The current thinking is that if there's a deal between P12N and DirecTV, it will come in mid- to late August, just before the football season kicks off. But that's a big if. DirecTV has indicated there are no substantive talks going on these days.
In a way, the Pac-12 Network is looking like the defunct MountainWest Sports Network. Both of them got on one satellite TV system; neither of them (to date) got on the other.
"The Pac-12, after a year [is] still not on DirecTV," said Javan Hedlund, the MWC's associate commissioner. "Everybody thought that, oh, the Mountain West should be on. They're kind of learning that even the Pac-12 can't get it done."
Ouch. That hurts. But there's truth to it.
To be clear, Hedlund wasn't criticizing the Pac-12. He was simply making the point that getting distribution for a college sports cable network isn't easy, even if for one of the nation's top-five collegiate leagues.
The two situations are not altogether analogous. P12N is in far more homes than The Mtn. ever was. And it made a deal with a satellite system (Dish) just after the football season began, not three seasons in (DirecTV), as was the case with The Mtn.
Still, there's that nagging lack of a deal, and nothing has changed in the past few months.
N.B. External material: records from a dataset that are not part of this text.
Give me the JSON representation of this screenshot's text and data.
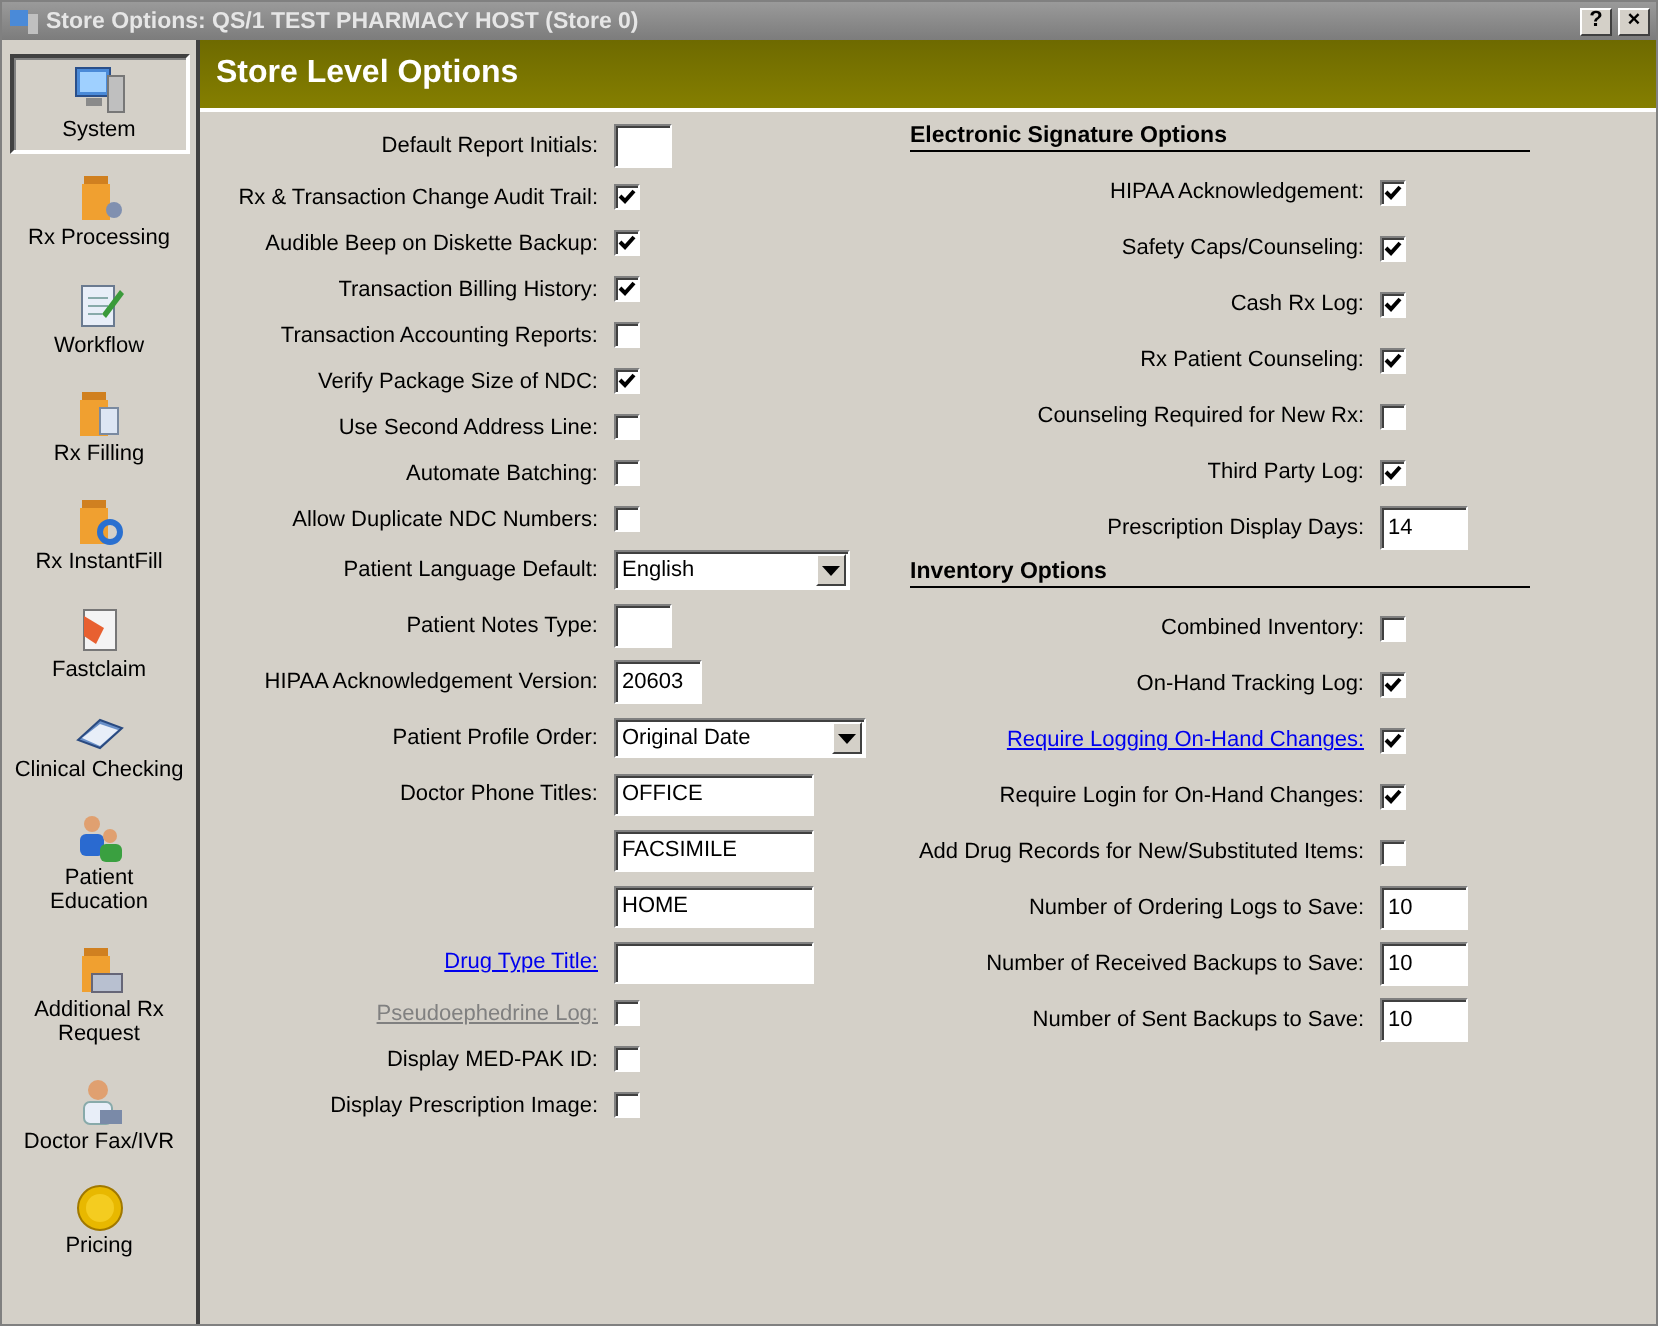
{
  "window": {
    "title": "Store Options: QS/1 TEST PHARMACY HOST (Store 0)",
    "buttons": [
      "?",
      "×"
    ]
  },
  "sidebar": {
    "items": [
      {
        "label": "System",
        "selected": true
      },
      {
        "label": "Rx Processing",
        "selected": false
      },
      {
        "label": "Workflow",
        "selected": false
      },
      {
        "label": "Rx Filling",
        "selected": false
      },
      {
        "label": "Rx InstantFill",
        "selected": false
      },
      {
        "label": "Fastclaim",
        "selected": false
      },
      {
        "label": "Clinical Checking",
        "selected": false
      },
      {
        "label": "Patient Education",
        "selected": false
      },
      {
        "label": "Additional Rx Request",
        "selected": false
      },
      {
        "label": "Doctor Fax/IVR",
        "selected": false
      },
      {
        "label": "Pricing",
        "selected": false
      }
    ]
  },
  "header": {
    "title": "Store Level Options"
  },
  "left_options": [
    {
      "label": "Default Report Initials:",
      "link": false,
      "disabled": false,
      "kind": "short-field"
    },
    {
      "label": "Rx & Transaction Change Audit Trail:",
      "link": false,
      "disabled": false,
      "kind": "checkbox",
      "checked": true
    },
    {
      "label": "Audible Beep on Diskette Backup:",
      "link": false,
      "disabled": false,
      "kind": "checkbox",
      "checked": true
    },
    {
      "label": "Transaction Billing History:",
      "link": false,
      "disabled": false,
      "kind": "checkbox",
      "checked": true
    },
    {
      "label": "Transaction Accounting Reports:",
      "link": false,
      "disabled": false,
      "kind": "checkbox",
      "checked": false
    },
    {
      "label": "Verify Package Size of NDC:",
      "link": false,
      "disabled": false,
      "kind": "checkbox",
      "checked": true
    },
    {
      "label": "Use Second Address Line:",
      "link": false,
      "disabled": false,
      "kind": "checkbox",
      "checked": false
    },
    {
      "label": "Automate Batching:",
      "link": false,
      "disabled": false,
      "kind": "checkbox",
      "checked": false
    },
    {
      "label": "Allow Duplicate NDC Numbers:",
      "link": false,
      "disabled": false,
      "kind": "checkbox",
      "checked": false
    },
    {
      "label": "Patient Language Default:",
      "link": false,
      "disabled": false,
      "kind": "select",
      "value": "English"
    },
    {
      "label": "Patient Notes Type:",
      "link": false,
      "disabled": false,
      "kind": "short-field"
    },
    {
      "label": "HIPAA Acknowledgement Version:",
      "link": false,
      "disabled": false,
      "kind": "number-field",
      "value": "20603"
    },
    {
      "label": "Patient Profile Order:",
      "link": false,
      "disabled": false,
      "kind": "wide-select",
      "value": "Original Date"
    },
    {
      "label": "Doctor Phone Titles:",
      "link": false,
      "disabled": false,
      "kind": "text-field",
      "value": "OFFICE"
    },
    {
      "kind": "text-field",
      "value": "FACSIMILE"
    },
    {
      "kind": "text-field",
      "value": "HOME"
    },
    {
      "label": "Drug Type Title:",
      "link": true,
      "disabled": false,
      "kind": "text-field"
    },
    {
      "label": "Pseudoephedrine Log:",
      "link": true,
      "disabled": true,
      "kind": "checkbox",
      "checked": false
    },
    {
      "label": "Display MED-PAK ID:",
      "link": false,
      "disabled": false,
      "kind": "checkbox",
      "checked": false
    },
    {
      "label": "Display Prescription Image:",
      "link": false,
      "disabled": false,
      "kind": "checkbox",
      "checked": false
    }
  ],
  "sections": [
    {
      "title": "Electronic Signature Options",
      "options": [
        {
          "label": "HIPAA Acknowledgement:",
          "link": false,
          "disabled": false,
          "kind": "checkbox",
          "checked": true
        },
        {
          "label": "Safety Caps/Counseling:",
          "link": false,
          "disabled": false,
          "kind": "checkbox",
          "checked": true
        },
        {
          "label": "Cash Rx Log:",
          "link": false,
          "disabled": false,
          "kind": "checkbox",
          "checked": true
        },
        {
          "label": "Rx Patient Counseling:",
          "link": false,
          "disabled": false,
          "kind": "checkbox",
          "checked": true
        },
        {
          "label": "Counseling Required for New Rx:",
          "link": false,
          "disabled": false,
          "kind": "checkbox",
          "checked": false
        },
        {
          "label": "Third Party Log:",
          "link": false,
          "disabled": false,
          "kind": "checkbox",
          "checked": true
        },
        {
          "label": "Prescription Display Days:",
          "link": false,
          "disabled": false,
          "kind": "number-field",
          "value": "14"
        }
      ]
    },
    {
      "title": "Inventory Options",
      "options": [
        {
          "label": "Combined Inventory:",
          "link": false,
          "disabled": false,
          "kind": "checkbox",
          "checked": false
        },
        {
          "label": "On-Hand Tracking Log:",
          "link": false,
          "disabled": false,
          "kind": "checkbox",
          "checked": true
        },
        {
          "label": "Require Logging On-Hand Changes:",
          "link": true,
          "disabled": false,
          "kind": "checkbox",
          "checked": true
        },
        {
          "label": "Require Login for On-Hand Changes:",
          "link": false,
          "disabled": false,
          "kind": "checkbox",
          "checked": true
        },
        {
          "label": "Add Drug Records for New/Substituted Items:",
          "link": false,
          "disabled": false,
          "kind": "checkbox",
          "checked": false
        },
        {
          "label": "Number of Ordering Logs to Save:",
          "link": false,
          "disabled": false,
          "kind": "number-field",
          "value": "10"
        },
        {
          "label": "Number of Received Backups to Save:",
          "link": false,
          "disabled": false,
          "kind": "number-field",
          "value": "10"
        },
        {
          "label": "Number of Sent Backups to Save:",
          "link": false,
          "disabled": false,
          "kind": "number-field",
          "value": "10"
        }
      ]
    }
  ]
}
DirecTV says P12N is asking too much; P12N says DirecTV is offering too little.
And the situation may have become even more complicated when a new competitor entered the arena last week. As was long anticipated, the SEC Network will launch in 2014.
The rivalry on the field translates into rivalry in television distribution. Missouri athletic director Mike Alden told the Kansas City Star that according to "agencies that rate the branding," the Pac-12 is not a one of the top 25 brands in sports. "I don't even think it's a top-50 brand."
So getting P12N on cable systems in SEC country and on DirecTV is tough. Whereas, according to Alden, the SEC "resonates in California, it resonates in Nevada, it has more of a chance for greater exposure."
Ouch. Alden is full of bravado, but he might be right.
The bigger concern for P12N, however, may be that the SEC Network could change the business model. There are reports that ESPN, which owns SECN, will charge 80 cents per subscriber per month to cable network in football-mad SEC country and maybe as little as 15 cents to systems elsewhere.
P12N has held firm that it treats all cable and satellite providers equally. Including DirecTV. Even though most DirecTV's subscribers are not in the six states that are home to Pac-12 members.
Both P12N and DirecTV are keeping a low profile on this. If they reach a deal, the announcement will probably come suddenly and unexpectedly.
Or maybe the entrance of the SEC Network into the arena will throw up yet another roadblock to an agreement.